The multidisciplinary clinic also offers patients the option to participate in clinical trials as well as other novel investigational approaches. “Patients not only get the team approach, but they are also screened for eligibility for clinical trials and surgical innovations that may help with their care,” says Dr. Krane.
Coordinating with other medical, surgical and radiation oncologists, plus experts in genetics, the multidisciplinary team at Fred Hutch recommended a combination of chemotherapy and radiation before surgery.
Phelps began chemotherapy in the fall of 2020, with a 5-month-old baby and a 3-year-old son. Her treatment was complicated due to COVID-19, but the Bainbridge Island resident was fortunate to have friends who moved out of their Seattle home so Phelps and her family could move in to be closer to Fred Hutch. After four months of chemotherapy, she started radiation therapy. In the spring of 2021, she had surgery to remove the tumor.

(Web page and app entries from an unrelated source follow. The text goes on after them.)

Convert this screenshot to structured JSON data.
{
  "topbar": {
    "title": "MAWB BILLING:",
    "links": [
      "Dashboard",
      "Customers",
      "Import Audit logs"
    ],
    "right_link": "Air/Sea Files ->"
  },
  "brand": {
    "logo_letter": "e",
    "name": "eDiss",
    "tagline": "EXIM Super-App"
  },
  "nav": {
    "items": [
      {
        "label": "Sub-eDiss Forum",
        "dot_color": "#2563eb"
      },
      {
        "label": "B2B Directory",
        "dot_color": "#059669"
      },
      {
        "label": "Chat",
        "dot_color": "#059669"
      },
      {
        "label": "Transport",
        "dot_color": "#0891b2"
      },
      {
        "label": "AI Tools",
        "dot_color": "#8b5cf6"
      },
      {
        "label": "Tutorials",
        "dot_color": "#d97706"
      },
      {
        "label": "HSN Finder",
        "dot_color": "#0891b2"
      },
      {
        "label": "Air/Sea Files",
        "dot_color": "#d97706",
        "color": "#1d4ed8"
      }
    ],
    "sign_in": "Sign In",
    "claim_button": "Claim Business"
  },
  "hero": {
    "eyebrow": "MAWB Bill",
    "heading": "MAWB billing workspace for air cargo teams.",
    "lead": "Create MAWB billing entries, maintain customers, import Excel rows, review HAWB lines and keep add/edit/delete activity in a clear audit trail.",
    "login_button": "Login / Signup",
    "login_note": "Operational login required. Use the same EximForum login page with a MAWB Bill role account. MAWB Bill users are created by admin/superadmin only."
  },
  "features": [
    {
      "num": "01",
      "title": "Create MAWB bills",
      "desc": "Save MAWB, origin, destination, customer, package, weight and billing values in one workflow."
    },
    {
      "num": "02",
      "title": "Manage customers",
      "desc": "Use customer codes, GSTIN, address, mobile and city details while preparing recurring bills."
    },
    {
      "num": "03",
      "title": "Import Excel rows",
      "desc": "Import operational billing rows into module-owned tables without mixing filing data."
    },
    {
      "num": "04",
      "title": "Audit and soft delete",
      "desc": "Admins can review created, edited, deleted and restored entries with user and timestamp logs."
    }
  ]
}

The surgery was complicated and arduous, lasting 18 hours and involving four different surgeons. Dr. Krane removed the primary tumor, while another surgeon addressed the cancer’s spread to her liver and a gynecologic surgeon removed the cancer that had invaded her vaginal wall. A plastic surgeon led the reconstruction efforts.
Phelps began chemotherapy again last fall to treat a liver metastasis, followed by liver surgery. In January, a new liver metastasis was discovered, but it was too small to be removed surgically. Her primary tumor has not returned, and her disease is stable.
In the future, Phelps may need additional surgery or chemotherapy. Immunotherapy could also be an option, as could a liver transplant and consultation with the Cancer and Organ Transplant Clinic, a multidisciplinary clinic at Fred Hutch specializing in both organ transplants and oncology that is the first of its kind. But Phelps hopes to remain stable for a long time.
“I feel great now and I’ve used this time to make as many memories as possible,” says Phelps. “I’m feeling really happy emotionally and good physically. I don't know what the future will hold, but I’m so grateful for the time I have now.”
This weekend, Phelps will spread her message of patient advocacy at the Walk to End Colon Cancer. Phelps helped organize the Oct. 8 event—Fred Hutch is a sponsor and both Phelps and Dr. Krane are speakers—and has become active in the colorectal cancer patient advocacy community. On Instagram, she shares openly about her story as @BootyCancerMom.
“You can't get screened for every ailment under the sun but considering that colorectal cancer is predicted to become the leading cause of cancer deaths among people between the ages of 20 and 49, we have to talk about this,” she says.
That means overcoming the taboo around talking about bowel function, which starts at an early age. Adults often teach kids that mentioning bowel movements is inappropriate “potty talk.” Just saying the word “poop” can cause a room full of kids to fall on the floor laughing. Dr. Krane says it’s important to normalize these discussions, which she does with her own young children.
“There’s nothing wrong with talking about these things,” she says. “We have to raise awareness because this is a cancer that is difficult for people to talk about.”
Each Mother’s Day, Dr. Krane receives an email from Phelps that includes a picture of her kids, now ages 2 and 5, and thanks the colorectal surgeon for enabling her to celebrate the day. “Natalie is the reason why a lot of doctors went into medicine,” says Dr. Krane. “She's been a strong advocate to push people to get the health care that they need, to push the medical community to do tests and figure out what’s going on.”